=== What is needed ===
Word for word, copy the records that follow.

Web page and app entries

------------

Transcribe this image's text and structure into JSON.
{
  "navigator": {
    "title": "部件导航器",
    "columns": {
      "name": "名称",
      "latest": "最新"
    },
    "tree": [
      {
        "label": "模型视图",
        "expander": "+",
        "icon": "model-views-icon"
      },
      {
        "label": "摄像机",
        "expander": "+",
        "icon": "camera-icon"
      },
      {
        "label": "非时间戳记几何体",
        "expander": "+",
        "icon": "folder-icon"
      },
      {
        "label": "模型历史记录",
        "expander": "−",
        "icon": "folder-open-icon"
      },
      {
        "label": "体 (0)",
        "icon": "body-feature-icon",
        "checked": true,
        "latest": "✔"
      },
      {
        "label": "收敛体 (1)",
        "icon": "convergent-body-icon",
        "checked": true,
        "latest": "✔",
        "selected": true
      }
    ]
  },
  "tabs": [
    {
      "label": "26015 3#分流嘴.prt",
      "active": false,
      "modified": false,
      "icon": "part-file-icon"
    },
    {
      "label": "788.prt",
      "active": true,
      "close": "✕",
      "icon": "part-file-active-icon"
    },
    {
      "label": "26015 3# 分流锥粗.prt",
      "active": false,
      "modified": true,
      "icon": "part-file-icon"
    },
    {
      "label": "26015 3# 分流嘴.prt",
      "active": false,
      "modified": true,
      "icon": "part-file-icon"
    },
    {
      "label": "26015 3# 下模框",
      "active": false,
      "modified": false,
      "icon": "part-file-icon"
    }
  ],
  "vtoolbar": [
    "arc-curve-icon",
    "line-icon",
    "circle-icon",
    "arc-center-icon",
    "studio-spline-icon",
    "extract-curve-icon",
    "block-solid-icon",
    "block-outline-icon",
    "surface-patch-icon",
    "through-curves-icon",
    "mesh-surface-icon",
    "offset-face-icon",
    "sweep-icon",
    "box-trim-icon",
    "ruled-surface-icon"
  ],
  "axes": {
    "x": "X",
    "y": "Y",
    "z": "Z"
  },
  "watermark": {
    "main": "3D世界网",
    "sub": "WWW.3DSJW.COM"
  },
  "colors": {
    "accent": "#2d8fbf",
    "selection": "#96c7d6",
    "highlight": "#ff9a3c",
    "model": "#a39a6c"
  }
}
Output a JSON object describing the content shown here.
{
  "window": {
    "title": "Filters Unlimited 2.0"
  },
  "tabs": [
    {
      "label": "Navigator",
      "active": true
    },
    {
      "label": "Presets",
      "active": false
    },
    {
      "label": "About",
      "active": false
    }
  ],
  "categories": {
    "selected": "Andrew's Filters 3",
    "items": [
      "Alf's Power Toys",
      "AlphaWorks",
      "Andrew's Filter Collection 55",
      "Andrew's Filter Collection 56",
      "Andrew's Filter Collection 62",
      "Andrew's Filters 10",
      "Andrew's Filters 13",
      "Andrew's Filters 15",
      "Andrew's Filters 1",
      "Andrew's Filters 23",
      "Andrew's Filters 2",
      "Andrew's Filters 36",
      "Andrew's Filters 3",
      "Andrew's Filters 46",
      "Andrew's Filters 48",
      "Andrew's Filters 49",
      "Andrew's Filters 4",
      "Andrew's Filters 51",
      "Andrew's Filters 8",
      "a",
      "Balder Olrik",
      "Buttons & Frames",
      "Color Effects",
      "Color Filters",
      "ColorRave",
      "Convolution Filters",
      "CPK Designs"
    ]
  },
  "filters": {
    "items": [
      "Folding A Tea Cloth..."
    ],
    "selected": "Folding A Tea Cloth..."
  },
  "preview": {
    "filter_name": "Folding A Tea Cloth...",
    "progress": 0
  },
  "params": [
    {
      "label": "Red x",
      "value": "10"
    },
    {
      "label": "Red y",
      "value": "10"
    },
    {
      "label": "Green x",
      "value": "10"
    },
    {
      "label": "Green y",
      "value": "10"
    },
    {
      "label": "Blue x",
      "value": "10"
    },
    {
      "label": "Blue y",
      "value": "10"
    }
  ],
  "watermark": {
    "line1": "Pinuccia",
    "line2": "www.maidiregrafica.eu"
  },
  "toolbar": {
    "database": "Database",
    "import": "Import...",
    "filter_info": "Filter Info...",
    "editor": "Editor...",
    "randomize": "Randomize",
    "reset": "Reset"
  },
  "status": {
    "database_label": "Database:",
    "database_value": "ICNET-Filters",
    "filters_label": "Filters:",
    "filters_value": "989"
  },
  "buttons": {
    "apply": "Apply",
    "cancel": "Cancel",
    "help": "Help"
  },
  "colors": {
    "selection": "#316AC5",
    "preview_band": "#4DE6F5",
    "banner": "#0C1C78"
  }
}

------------

=== Solution below ===
Transcribe this image's text and structure into JSON.
{
  "navigator": {
    "title": "部件导航器",
    "columns": {
      "name": "名称",
      "latest": "最新"
    },
    "tree": [
      {
        "label": "模型视图",
        "expander": "+",
        "icon": "model-views-icon"
      },
      {
        "label": "摄像机",
        "expander": "+",
        "icon": "camera-icon"
      },
      {
        "label": "非时间戳记几何体",
        "expander": "+",
        "icon": "folder-icon"
      },
      {
        "label": "模型历史记录",
        "expander": "−",
        "icon": "folder-open-icon"
      },
      {
        "label": "体 (0)",
        "icon": "body-feature-icon",
        "checked": true,
        "latest": "✔"
      },
      {
        "label": "收敛体 (1)",
        "icon": "convergent-body-icon",
        "checked": true,
        "latest": "✔",
        "selected": true
      }
    ]
  },
  "tabs": [
    {
      "label": "26015 3#分流嘴.prt",
      "active": false,
      "modified": false,
      "icon": "part-file-icon"
    },
    {
      "label": "788.prt",
      "active": true,
      "close": "✕",
      "icon": "part-file-active-icon"
    },
    {
      "label": "26015 3# 分流锥粗.prt",
      "active": false,
      "modified": true,
      "icon": "part-file-icon"
    },
    {
      "label": "26015 3# 分流嘴.prt",
      "active": false,
      "modified": true,
      "icon": "part-file-icon"
    },
    {
      "label": "26015 3# 下模框",
      "active": false,
      "modified": false,
      "icon": "part-file-icon"
    }
  ],
  "vtoolbar": [
    "arc-curve-icon",
    "line-icon",
    "circle-icon",
    "arc-center-icon",
    "studio-spline-icon",
    "extract-curve-icon",
    "block-solid-icon",
    "block-outline-icon",
    "surface-patch-icon",
    "through-curves-icon",
    "mesh-surface-icon",
    "offset-face-icon",
    "sweep-icon",
    "box-trim-icon",
    "ruled-surface-icon"
  ],
  "axes": {
    "x": "X",
    "y": "Y",
    "z": "Z"
  },
  "watermark": {
    "main": "3D世界网",
    "sub": "WWW.3DSJW.COM"
  },
  "colors": {
    "accent": "#2d8fbf",
    "selection": "#96c7d6",
    "highlight": "#ff9a3c",
    "model": "#a39a6c"
  }
}
Output a JSON object describing the content shown here.
{
  "window": {
    "title": "Filters Unlimited 2.0"
  },
  "tabs": [
    {
      "label": "Navigator",
      "active": true
    },
    {
      "label": "Presets",
      "active": false
    },
    {
      "label": "About",
      "active": false
    }
  ],
  "categories": {
    "selected": "Andrew's Filters 3",
    "items": [
      "Alf's Power Toys",
      "AlphaWorks",
      "Andrew's Filter Collection 55",
      "Andrew's Filter Collection 56",
      "Andrew's Filter Collection 62",
      "Andrew's Filters 10",
      "Andrew's Filters 13",
      "Andrew's Filters 15",
      "Andrew's Filters 1",
      "Andrew's Filters 23",
      "Andrew's Filters 2",
      "Andrew's Filters 36",
      "Andrew's Filters 3",
      "Andrew's Filters 46",
      "Andrew's Filters 48",
      "Andrew's Filters 49",
      "Andrew's Filters 4",
      "Andrew's Filters 51",
      "Andrew's Filters 8",
      "a",
      "Balder Olrik",
      "Buttons & Frames",
      "Color Effects",
      "Color Filters",
      "ColorRave",
      "Convolution Filters",
      "CPK Designs"
    ]
  },
  "filters": {
    "items": [
      "Folding A Tea Cloth..."
    ],
    "selected": "Folding A Tea Cloth..."
  },
  "preview": {
    "filter_name": "Folding A Tea Cloth...",
    "progress": 0
  },
  "params": [
    {
      "label": "Red x",
      "value": "10"
    },
    {
      "label": "Red y",
      "value": "10"
    },
    {
      "label": "Green x",
      "value": "10"
    },
    {
      "label": "Green y",
      "value": "10"
    },
    {
      "label": "Blue x",
      "value": "10"
    },
    {
      "label": "Blue y",
      "value": "10"
    }
  ],
  "watermark": {
    "line1": "Pinuccia",
    "line2": "www.maidiregrafica.eu"
  },
  "toolbar": {
    "database": "Database",
    "import": "Import...",
    "filter_info": "Filter Info...",
    "editor": "Editor...",
    "randomize": "Randomize",
    "reset": "Reset"
  },
  "status": {
    "database_label": "Database:",
    "database_value": "ICNET-Filters",
    "filters_label": "Filters:",
    "filters_value": "989"
  },
  "buttons": {
    "apply": "Apply",
    "cancel": "Cancel",
    "help": "Help"
  },
  "colors": {
    "selection": "#316AC5",
    "preview_band": "#4DE6F5",
    "banner": "#0C1C78"
  }
}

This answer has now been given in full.